This Sunday 8th May is the EV Builders Expo 2011 at TAPAC, 12 - 6 pm. I'll be there (possibly even with my car, I'm working through mounting the inverter in the boot). This should be a good show, my friend Phil explaining how he will go racing in his his electric Saker sports car, F40 Motorsport designed my adapter plate so it will be good to catch up with them, and the Formula E electric go karting guys are good value too.
Theo, the organiser is making an EV documentary which I'm keen to see (not least to find out how our interview went) and he's building an electric Toyota Sera. This is a fund raising event and there is a $20 cost which goes towards finishing the Sera.
Tuesday, April 12. 2011

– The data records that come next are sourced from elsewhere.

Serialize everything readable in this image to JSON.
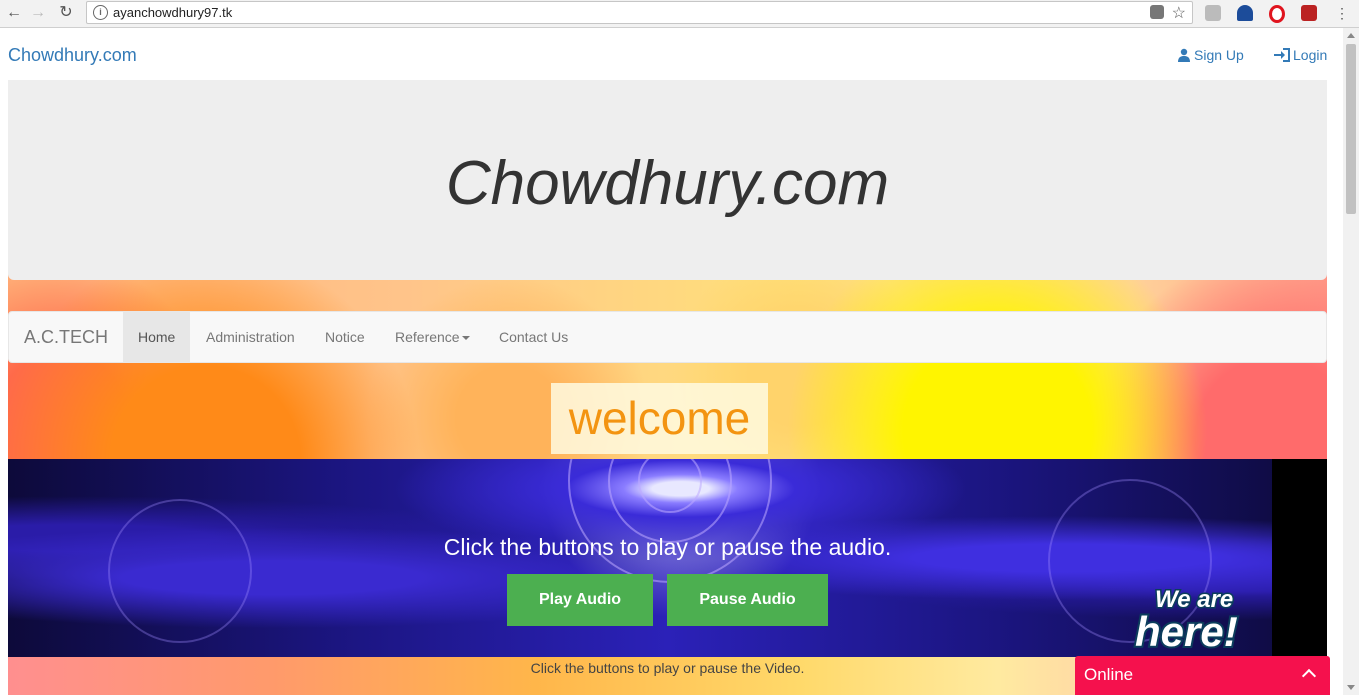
{
  "browser": {
    "url": "ayanchowdhury97.tk"
  },
  "site": {
    "brand": "Chowdhury.com",
    "sign_up": "Sign Up",
    "login": "Login"
  },
  "jumbotron": {
    "title": "Chowdhury.com"
  },
  "navbar": {
    "brand": "A.C.TECH",
    "items": [
      {
        "label": "Home",
        "active": true
      },
      {
        "label": "Administration"
      },
      {
        "label": "Notice"
      },
      {
        "label": "Reference",
        "dropdown": true
      },
      {
        "label": "Contact Us"
      }
    ]
  },
  "welcome": "welcome",
  "audio": {
    "prompt": "Click the buttons to play or pause the audio.",
    "play": "Play Audio",
    "pause": "Pause Audio"
  },
  "video": {
    "prompt": "Click the buttons to play or pause the Video."
  },
  "badge": {
    "line1": "We are",
    "line2": "here!"
  },
  "chat": {
    "status": "Online"
  },
  "colors": {
    "link": "#337ab7",
    "button_green": "#4caf50",
    "chat_red": "#f5114d",
    "welcome_orange": "#f39411"
  }
}
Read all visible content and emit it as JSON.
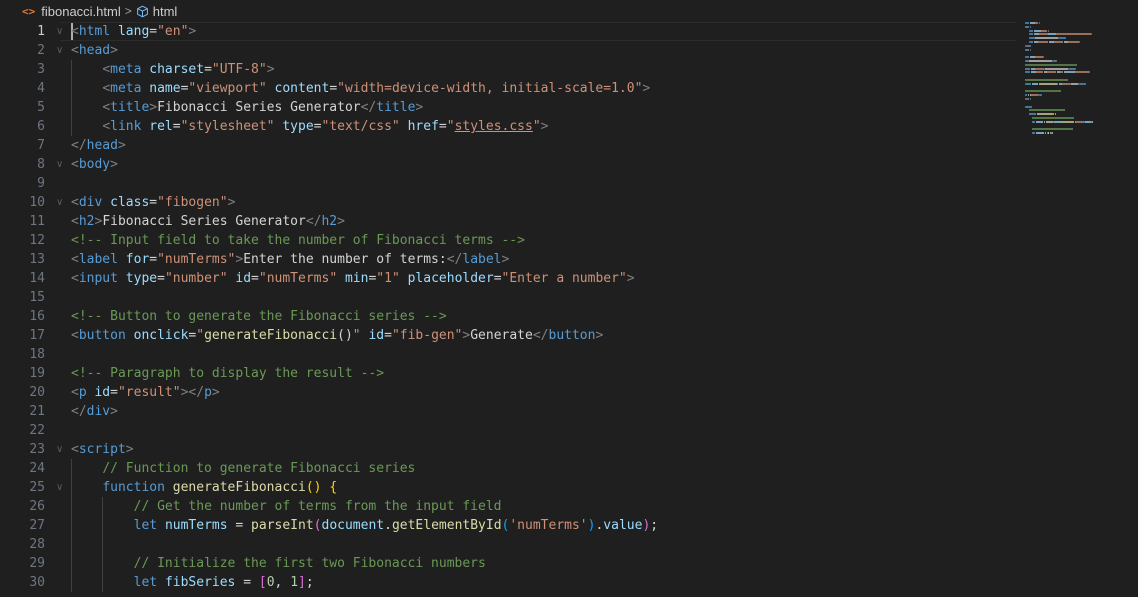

There is an electric truck for sale on trademe at the moment. It appears to be an industrial 3 phase motor with a 336V lead acid battery. 20km range and 45km/h top speed. The vendor isn't supplying too many other details, but it looks to be a bargain at the reserve price. If it was closer to home I'd go have a look, but Whakatane is a bit far.
Thursday, March 31. 2011
Last time I talked about the call for feedback on the LVV Standard 75‐00(00) Electric and Hybrid Vehicles Draft #5. You can read my feedback below, unfortunately it doesn't make a lot of sense without the questions so you might want to have them too.
In addition to answers to the numbered questions, I have the following comments:
Wednesday, March 23. 2011
In New Zealand, modified vehicles need to be signed off or "certified" by an engineer. In the 1990s an effort was made to create rules governing the certification of Electric Vehicles but it was never completed and the rules are now quite out of date. The Low Volume Vehicle Technical Association have been updating these rules over the last year or so, addressing a number of shortcomings with the old draft. They are now publicly requesting feedback.
I've already had a hand in the new draft document and I'll be posting my feedback here (and to the LVVTA) in the next few days. If you are building an electric vehicle or thinking of doing so, you should read the draft and submit feedback by the end of the month (8 days!).
Monday, March 21. 2011
There is room for another row of cells in front of the two shown, but this row will have to be slightly lower since the front of the car curves down. There is enough height in the middle to put cells above the motor where it protrudes through the plywood, higher than the rest.